Thus, the notion of architecture (functional/structural) becomes a central tenet in the modern Bayesian approach, in defiance of Marr's methodological effort to provide a careful separation between levels. Indeed, this representation becomes a key issue to account for causal relations across levels. In particular, heterarchical architectures are likely to involve hybrid graph-theoretic representations, that might mix directed PGMs (suitable to represent hierarchies) with more flexible undirected models, and in which exact inference algorithms are used locally within an overall approximated sampling framework (Wainwright and Jordan, 2008). In such a composite picture, HPC hardly provides the “germ of an answer” to Marr's quest for a systematic approach addressing all levels of explanation, as claimed by Clark.
Moreover, we believe that there is some ambiguity in Clark's account. In certain cases HPC is treated as a model, a “driving force,” as Clark puts it, relying upon prediction-error minimization and operating on a representation shaped in terms of probability density distributions; other times HPC is intended as a strategy; occasionally, it is taken for what we believe actually is: a computationally tractable approximation to full Bayesian inference. In a Bayesian framework, rather than being the unifying principle, HPC is nothing but one possible explanation (among others) at the algorithmic level.
Summing up, sticking in advance to one hierarchical representation is somehow problematic, if one has the ambition of addressing large-scale issues such as social cognition and consciousness, and ultimately, attack the problem of a “Grand Unified Theory of the Mind.”

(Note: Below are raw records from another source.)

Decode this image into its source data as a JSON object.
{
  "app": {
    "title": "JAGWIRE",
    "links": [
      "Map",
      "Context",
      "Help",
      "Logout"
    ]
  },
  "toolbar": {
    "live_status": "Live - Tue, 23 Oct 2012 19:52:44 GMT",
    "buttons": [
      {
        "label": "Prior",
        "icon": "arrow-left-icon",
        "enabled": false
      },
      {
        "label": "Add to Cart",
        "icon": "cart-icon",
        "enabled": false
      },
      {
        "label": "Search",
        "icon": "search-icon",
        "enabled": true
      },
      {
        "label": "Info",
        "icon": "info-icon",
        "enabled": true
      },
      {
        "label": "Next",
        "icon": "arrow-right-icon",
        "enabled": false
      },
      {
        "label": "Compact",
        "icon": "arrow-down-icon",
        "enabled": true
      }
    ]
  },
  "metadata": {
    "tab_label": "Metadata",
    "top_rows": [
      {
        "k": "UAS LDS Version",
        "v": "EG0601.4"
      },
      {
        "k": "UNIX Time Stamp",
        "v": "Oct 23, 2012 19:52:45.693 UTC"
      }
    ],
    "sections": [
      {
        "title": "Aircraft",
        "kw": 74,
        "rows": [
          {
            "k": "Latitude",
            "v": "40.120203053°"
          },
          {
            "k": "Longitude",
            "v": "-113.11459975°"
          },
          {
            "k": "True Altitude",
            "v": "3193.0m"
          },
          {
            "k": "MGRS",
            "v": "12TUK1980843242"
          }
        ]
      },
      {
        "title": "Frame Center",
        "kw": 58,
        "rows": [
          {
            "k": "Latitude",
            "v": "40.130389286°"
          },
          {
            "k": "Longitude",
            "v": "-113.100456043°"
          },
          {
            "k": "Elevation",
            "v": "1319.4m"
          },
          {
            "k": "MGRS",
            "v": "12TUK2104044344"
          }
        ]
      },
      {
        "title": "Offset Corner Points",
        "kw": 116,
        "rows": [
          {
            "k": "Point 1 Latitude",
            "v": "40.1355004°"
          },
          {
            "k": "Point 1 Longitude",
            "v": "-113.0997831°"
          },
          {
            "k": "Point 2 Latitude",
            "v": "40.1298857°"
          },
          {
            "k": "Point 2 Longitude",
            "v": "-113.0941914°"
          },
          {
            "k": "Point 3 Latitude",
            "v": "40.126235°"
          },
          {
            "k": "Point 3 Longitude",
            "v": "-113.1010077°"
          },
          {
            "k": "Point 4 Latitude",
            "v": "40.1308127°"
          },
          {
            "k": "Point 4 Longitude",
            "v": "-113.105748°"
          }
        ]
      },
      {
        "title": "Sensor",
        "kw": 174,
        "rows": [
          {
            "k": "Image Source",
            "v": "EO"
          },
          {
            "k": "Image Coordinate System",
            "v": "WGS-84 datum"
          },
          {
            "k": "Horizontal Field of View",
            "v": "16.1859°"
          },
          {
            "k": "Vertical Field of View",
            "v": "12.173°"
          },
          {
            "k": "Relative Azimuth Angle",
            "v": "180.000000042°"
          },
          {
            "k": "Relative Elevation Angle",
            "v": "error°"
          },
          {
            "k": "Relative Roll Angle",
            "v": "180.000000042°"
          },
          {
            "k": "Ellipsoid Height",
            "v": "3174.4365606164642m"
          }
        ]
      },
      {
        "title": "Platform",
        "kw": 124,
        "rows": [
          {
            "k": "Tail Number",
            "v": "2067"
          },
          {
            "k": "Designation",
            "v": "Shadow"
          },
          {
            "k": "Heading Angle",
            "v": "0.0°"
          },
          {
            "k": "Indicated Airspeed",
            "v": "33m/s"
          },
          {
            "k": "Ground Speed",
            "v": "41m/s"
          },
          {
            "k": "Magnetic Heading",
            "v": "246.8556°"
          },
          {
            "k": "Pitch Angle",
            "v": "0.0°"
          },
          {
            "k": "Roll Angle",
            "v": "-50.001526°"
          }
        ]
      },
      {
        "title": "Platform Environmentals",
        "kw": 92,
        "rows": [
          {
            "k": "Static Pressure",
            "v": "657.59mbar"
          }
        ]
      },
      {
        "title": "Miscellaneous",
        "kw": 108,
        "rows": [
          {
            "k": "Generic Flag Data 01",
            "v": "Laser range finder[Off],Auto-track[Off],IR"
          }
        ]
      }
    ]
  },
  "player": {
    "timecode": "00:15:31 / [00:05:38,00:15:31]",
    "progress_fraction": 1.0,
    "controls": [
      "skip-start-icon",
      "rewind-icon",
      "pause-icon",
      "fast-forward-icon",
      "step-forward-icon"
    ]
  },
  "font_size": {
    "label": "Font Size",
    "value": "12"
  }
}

Capalbo, M., Postma, E., and Goebel, R. (2008). Combining structural connectivity and response latencies to model the structure of the visual system. PLoS Comput. Biol. 4:e1000159. doi: 10.1371/journal.pcbi.1000159
Citation: Boccignone G and Cordeschi R (2012) Predictive brains: forethought and the levels of explanation. Front. Psychology 3:511. doi: 10.3389/fpsyg.2012.00511
Received: 06 September 2012; Accepted: 30 October 2012;
Published online: 16 November 2012.
Edited by:Shimon Edelman, Cornell University, USA
Reviewed by:Axel Cleeremans, Université Libre de Bruxelles, Belgium
Copyright © 2012 Boccignone and Cordeschi. This is an open-access article distributed under the terms of the Creative Commons Attribution License, which permits use, distribution and reproduction in other forums, provided the original authors and source are credited and subject to any copyright notices concerning any third-party graphics etc.